How do painkillers know where to target the pain?


How do painkillers know where to target the pain?

In: Biology

Painkillers don’t target anything. If it’s the painkiller pills u are talking about then they just numb you from feeling any pain rl.

They don’t — they back pain receptors, which are only noticed when ones receiving pain signals no longer do.

They don’t in any manner. They block pain receptors and reduce inflammation in the entire body. The feeling that they target pain is an illusion you experience when you stop getting a pain signal that you have been receiving.

None of these answers are correct. Painkillers do not directly block pain receptors.

First things first. There are many kinds of pain (nociceptive, inflammatory, neuropathy, acute pain, chronic pain, etc.) and there are different ways to treat each one.

When you ask about painkillers, I assume you’re talking about ibuprofen/NSAIDs or acetaminophen/paracetamol. We’ll start with ibuprofen and other NSAIDs.

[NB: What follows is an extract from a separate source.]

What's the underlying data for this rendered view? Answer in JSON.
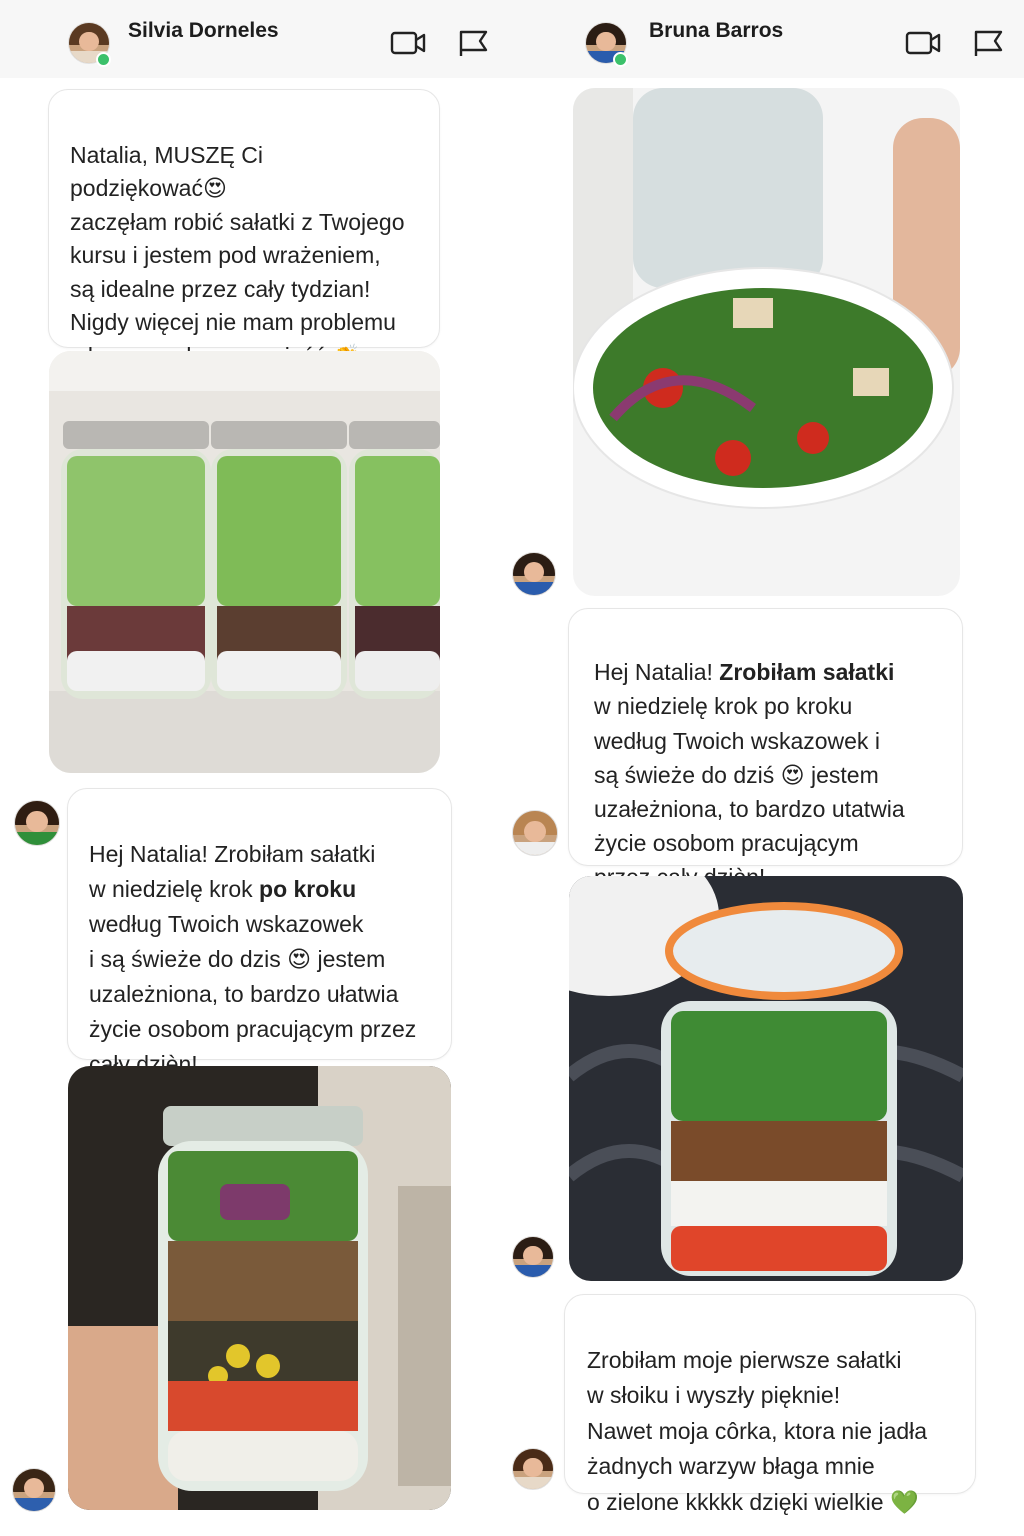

NSAID stands for non-steroidal anti-inflammatory drug. As the name suggests, NSAIDs treat inflammatory pain. There is an enzyme in your body called cyclooxygenase (COX). Think of an enzyme like a machine that converts one molecule into another. COX is involved in the conversion of arachidonic acid to prostaglandins. These prostaglandins cause inflammation, which in turn, causes pain. The drug goes all around your body, but if prostaglandins aren’t being produced in a certain area, the drug doesn’t work there. That is also why you can still feel other kinds of pain. Like if you pinch yourself, that pain isn’t caused by inflammation, so it still hurts.

Pain killers don’t target anything. They are like killing a fly with a shotgun, you also interfere with other parts of your environment, more Than just the fly